If you think it’s hot now, you’re in for a rude awakeningMay 25, 2015 9:00
New year: Companies need to adapt and face facts
By Costas Markides, professor of strategy and entrepreneurship at LBS.
January 5, 2014 2:37 by kippreport
Traditional strategy is dead. Welcome to the social era.
The technologies and innovations of the social era (such as the internet, social media, crowd funding, crowd sourcing) have introduced radical changes to the way we do business. In 2014, companies around the world will be confronting a number of new challenges, including the following:
From hierarchy to network: Companies will have to face the new reality that they do not (and cannot) do everything within their existing hierarchy. Increasingly, they will have to turn to ‘outsiders’ (non-employees) to help them design or produce their products. Given the rate of technology evolution and rapid convergence of multiple technologies, no company can assume all aspects of development, discovery or manufacturing within itself or even in one single location, while meeting the challenges of cost, time to market and functionality.
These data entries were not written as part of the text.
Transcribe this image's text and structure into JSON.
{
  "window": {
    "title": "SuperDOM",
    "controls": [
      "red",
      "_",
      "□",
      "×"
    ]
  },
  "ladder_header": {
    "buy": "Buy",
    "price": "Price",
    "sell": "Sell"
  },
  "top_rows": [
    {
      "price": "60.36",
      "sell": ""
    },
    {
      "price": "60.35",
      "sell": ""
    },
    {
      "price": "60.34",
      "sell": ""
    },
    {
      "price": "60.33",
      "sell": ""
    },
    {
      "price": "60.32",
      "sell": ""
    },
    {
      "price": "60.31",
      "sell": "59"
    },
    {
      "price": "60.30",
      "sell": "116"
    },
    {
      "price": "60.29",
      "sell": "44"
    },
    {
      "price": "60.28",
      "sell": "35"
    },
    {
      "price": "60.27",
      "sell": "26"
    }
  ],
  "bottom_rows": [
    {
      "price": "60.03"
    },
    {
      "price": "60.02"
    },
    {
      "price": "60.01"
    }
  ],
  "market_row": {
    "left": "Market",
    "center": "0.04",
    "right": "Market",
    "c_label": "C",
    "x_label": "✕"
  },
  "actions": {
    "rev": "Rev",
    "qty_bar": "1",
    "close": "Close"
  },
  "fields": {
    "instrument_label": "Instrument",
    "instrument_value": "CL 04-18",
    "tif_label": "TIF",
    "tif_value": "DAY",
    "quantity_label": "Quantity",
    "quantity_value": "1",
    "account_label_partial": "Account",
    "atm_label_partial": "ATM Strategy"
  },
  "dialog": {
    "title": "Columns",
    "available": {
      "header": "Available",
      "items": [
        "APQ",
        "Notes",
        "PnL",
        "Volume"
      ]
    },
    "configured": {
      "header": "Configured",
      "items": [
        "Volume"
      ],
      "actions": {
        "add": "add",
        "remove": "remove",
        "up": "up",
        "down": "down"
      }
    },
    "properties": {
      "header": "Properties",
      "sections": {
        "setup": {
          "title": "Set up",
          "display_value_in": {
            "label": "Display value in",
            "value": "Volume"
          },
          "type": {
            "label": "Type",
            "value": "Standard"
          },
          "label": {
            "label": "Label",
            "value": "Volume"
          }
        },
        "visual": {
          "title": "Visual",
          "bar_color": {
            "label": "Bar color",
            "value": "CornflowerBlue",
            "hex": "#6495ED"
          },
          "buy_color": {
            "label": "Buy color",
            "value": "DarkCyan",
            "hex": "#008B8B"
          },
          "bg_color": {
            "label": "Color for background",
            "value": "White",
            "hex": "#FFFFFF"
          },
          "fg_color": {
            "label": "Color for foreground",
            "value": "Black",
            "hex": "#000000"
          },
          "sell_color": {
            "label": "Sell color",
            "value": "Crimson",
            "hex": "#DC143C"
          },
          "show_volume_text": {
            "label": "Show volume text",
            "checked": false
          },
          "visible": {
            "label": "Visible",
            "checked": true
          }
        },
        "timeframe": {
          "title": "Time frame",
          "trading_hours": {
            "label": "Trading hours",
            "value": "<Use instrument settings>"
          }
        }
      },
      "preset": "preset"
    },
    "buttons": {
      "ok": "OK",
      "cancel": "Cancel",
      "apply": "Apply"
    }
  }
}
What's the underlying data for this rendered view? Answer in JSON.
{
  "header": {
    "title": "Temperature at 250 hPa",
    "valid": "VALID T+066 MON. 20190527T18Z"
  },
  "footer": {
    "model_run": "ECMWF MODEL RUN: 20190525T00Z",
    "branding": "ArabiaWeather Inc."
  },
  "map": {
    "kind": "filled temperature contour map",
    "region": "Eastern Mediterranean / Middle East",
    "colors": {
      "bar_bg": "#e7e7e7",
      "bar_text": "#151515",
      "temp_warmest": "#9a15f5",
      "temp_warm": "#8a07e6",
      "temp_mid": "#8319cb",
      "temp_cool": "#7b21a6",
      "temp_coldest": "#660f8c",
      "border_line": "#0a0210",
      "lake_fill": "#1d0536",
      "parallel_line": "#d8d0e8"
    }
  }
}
In the current global scenario, various aspects of the company, including design, manufacturing and distribution are possible in different geographies. Companies will have to learn how to manage, control and motivate people in a distributed network, rather than a hierarchy.
From centralised to decentralised change: New technologies allow us to engage in totally different change processes within our organisations. Rather than the traditional top-down process driven by one heroic individual, we can now have a bottoms-up, decentralised process, driven by hundreds of individuals. In such a process, rather than push change through, the change agent ought to put a system in place that pulls multiple change agents into the fray.
From closed to open innovation: Gone are the days when a company had to discover everything internally. Now, ideas can literally come from anybody, anytime, anywhere. We have lots of companies that are putting this principle into practise and organisations need to totally re-think what kind of structures, cultures and people are needed to achieve open innovation.
From autocratic to democratic strategy: Increasingly, companies can and do use everybody in the organisation to help them develop their strategy. In this sense, strategy is becoming ‘democratic’. However, there are costs and problems with this and companies need to think how best to implement such a practise.
From rules to values and shared purpose: New technologies have changed the business landscape completely – business is now faster, more transparent and more competitive. At the same time, our employees’ (and customers’) norms and attitudes have changed, so they are now fundamentally different from thirty years ago. Given the new type of employee and customer that we are facing, two key issues facing companies are: How do I manage, control and motivate the Generation Y employee? How do I offer customised solutions to customers at a reasonable price?